*** Recorded data Section Begins ***

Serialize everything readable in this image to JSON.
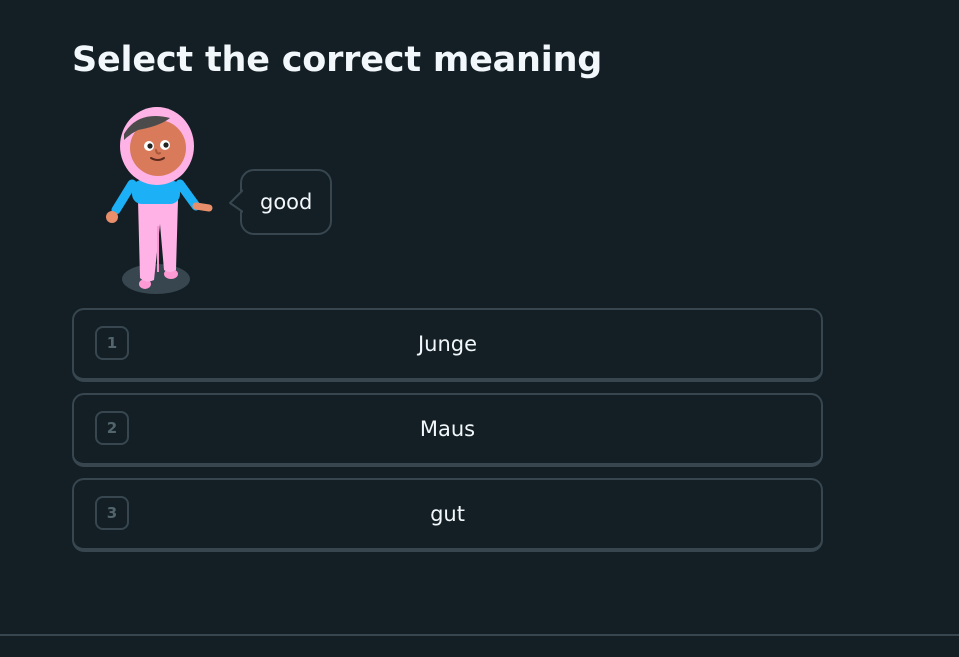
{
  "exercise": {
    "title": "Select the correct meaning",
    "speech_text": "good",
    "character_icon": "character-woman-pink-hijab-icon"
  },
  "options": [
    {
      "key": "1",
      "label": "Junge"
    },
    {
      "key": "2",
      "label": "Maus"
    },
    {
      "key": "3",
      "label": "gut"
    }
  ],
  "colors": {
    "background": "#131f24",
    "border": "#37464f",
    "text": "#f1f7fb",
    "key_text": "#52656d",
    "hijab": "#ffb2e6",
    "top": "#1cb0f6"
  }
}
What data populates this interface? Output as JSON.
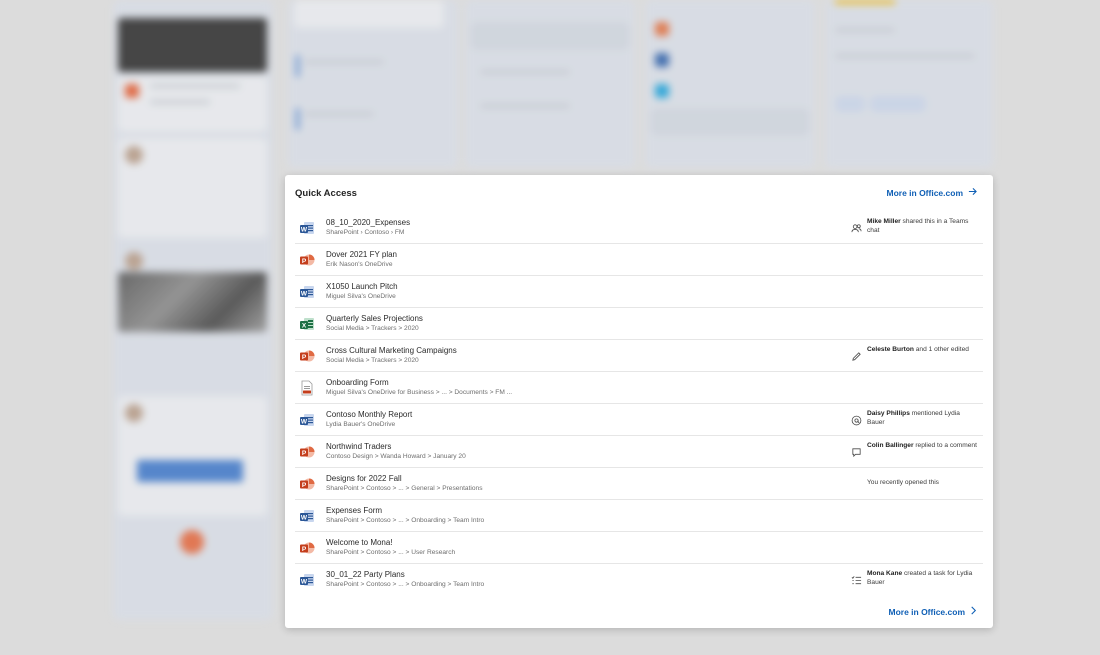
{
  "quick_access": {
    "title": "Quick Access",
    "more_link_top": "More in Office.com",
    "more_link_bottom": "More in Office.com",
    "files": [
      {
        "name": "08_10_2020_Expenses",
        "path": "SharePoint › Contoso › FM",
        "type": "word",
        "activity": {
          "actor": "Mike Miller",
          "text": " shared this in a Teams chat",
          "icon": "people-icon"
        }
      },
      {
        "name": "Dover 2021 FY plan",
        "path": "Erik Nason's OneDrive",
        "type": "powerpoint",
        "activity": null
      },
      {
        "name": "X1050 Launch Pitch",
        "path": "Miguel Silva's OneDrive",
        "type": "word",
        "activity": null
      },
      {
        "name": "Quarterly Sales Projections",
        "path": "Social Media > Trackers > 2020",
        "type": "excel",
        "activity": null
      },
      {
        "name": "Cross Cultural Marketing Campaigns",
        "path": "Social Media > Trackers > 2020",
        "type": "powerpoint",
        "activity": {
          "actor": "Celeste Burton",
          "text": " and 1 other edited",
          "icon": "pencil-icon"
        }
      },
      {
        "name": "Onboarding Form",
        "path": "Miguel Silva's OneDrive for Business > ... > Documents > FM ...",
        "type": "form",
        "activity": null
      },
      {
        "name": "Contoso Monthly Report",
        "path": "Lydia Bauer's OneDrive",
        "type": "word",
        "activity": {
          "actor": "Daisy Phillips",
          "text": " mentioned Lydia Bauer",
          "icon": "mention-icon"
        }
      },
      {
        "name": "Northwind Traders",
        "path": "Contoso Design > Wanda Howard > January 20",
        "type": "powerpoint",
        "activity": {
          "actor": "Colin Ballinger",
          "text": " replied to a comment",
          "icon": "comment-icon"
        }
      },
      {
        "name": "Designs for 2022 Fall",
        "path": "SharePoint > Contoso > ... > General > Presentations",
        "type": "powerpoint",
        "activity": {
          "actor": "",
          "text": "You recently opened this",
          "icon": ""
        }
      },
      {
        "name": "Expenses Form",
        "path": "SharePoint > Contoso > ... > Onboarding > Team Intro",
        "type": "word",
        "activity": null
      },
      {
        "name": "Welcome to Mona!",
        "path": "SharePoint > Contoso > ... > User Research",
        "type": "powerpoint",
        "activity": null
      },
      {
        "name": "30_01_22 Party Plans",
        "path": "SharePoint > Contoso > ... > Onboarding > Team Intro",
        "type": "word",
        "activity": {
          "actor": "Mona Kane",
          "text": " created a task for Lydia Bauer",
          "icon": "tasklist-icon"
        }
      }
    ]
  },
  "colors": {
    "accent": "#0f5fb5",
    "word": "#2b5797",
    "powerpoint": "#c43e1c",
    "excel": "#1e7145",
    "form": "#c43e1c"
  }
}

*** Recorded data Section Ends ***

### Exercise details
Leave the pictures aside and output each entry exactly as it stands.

### Exercise result
Serialize everything readable in this image to JSON.
{
  "exercise": {
    "title": "Select the correct meaning",
    "speech_text": "good",
    "character_icon": "character-woman-pink-hijab-icon"
  },
  "options": [
    {
      "key": "1",
      "label": "Junge"
    },
    {
      "key": "2",
      "label": "Maus"
    },
    {
      "key": "3",
      "label": "gut"
    }
  ],
  "colors": {
    "background": "#131f24",
    "border": "#37464f",
    "text": "#f1f7fb",
    "key_text": "#52656d",
    "hijab": "#ffb2e6",
    "top": "#1cb0f6"
  }
}
What data populates this interface? Output as JSON.
{
  "quick_access": {
    "title": "Quick Access",
    "more_link_top": "More in Office.com",
    "more_link_bottom": "More in Office.com",
    "files": [
      {
        "name": "08_10_2020_Expenses",
        "path": "SharePoint › Contoso › FM",
        "type": "word",
        "activity": {
          "actor": "Mike Miller",
          "text": " shared this in a Teams chat",
          "icon": "people-icon"
        }
      },
      {
        "name": "Dover 2021 FY plan",
        "path": "Erik Nason's OneDrive",
        "type": "powerpoint",
        "activity": null
      },
      {
        "name": "X1050 Launch Pitch",
        "path": "Miguel Silva's OneDrive",
        "type": "word",
        "activity": null
      },
      {
        "name": "Quarterly Sales Projections",
        "path": "Social Media > Trackers > 2020",
        "type": "excel",
        "activity": null
      },
      {
        "name": "Cross Cultural Marketing Campaigns",
        "path": "Social Media > Trackers > 2020",
        "type": "powerpoint",
        "activity": {
          "actor": "Celeste Burton",
          "text": " and 1 other edited",
          "icon": "pencil-icon"
        }
      },
      {
        "name": "Onboarding Form",
        "path": "Miguel Silva's OneDrive for Business > ... > Documents > FM ...",
        "type": "form",
        "activity": null
      },
      {
        "name": "Contoso Monthly Report",
        "path": "Lydia Bauer's OneDrive",
        "type": "word",
        "activity": {
          "actor": "Daisy Phillips",
          "text": " mentioned Lydia Bauer",
          "icon": "mention-icon"
        }
      },
      {
        "name": "Northwind Traders",
        "path": "Contoso Design > Wanda Howard > January 20",
        "type": "powerpoint",
        "activity": {
          "actor": "Colin Ballinger",
          "text": " replied to a comment",
          "icon": "comment-icon"
        }
      },
      {
        "name": "Designs for 2022 Fall",
        "path": "SharePoint > Contoso > ... > General > Presentations",
        "type": "powerpoint",
        "activity": {
          "actor": "",
          "text": "You recently opened this",
          "icon": ""
        }
      },
      {
        "name": "Expenses Form",
        "path": "SharePoint > Contoso > ... > Onboarding > Team Intro",
        "type": "word",
        "activity": null
      },
      {
        "name": "Welcome to Mona!",
        "path": "SharePoint > Contoso > ... > User Research",
        "type": "powerpoint",
        "activity": null
      },
      {
        "name": "30_01_22 Party Plans",
        "path": "SharePoint > Contoso > ... > Onboarding > Team Intro",
        "type": "word",
        "activity": {
          "actor": "Mona Kane",
          "text": " created a task for Lydia Bauer",
          "icon": "tasklist-icon"
        }
      }
    ]
  },
  "colors": {
    "accent": "#0f5fb5",
    "word": "#2b5797",
    "powerpoint": "#c43e1c",
    "excel": "#1e7145",
    "form": "#c43e1c"
  }
}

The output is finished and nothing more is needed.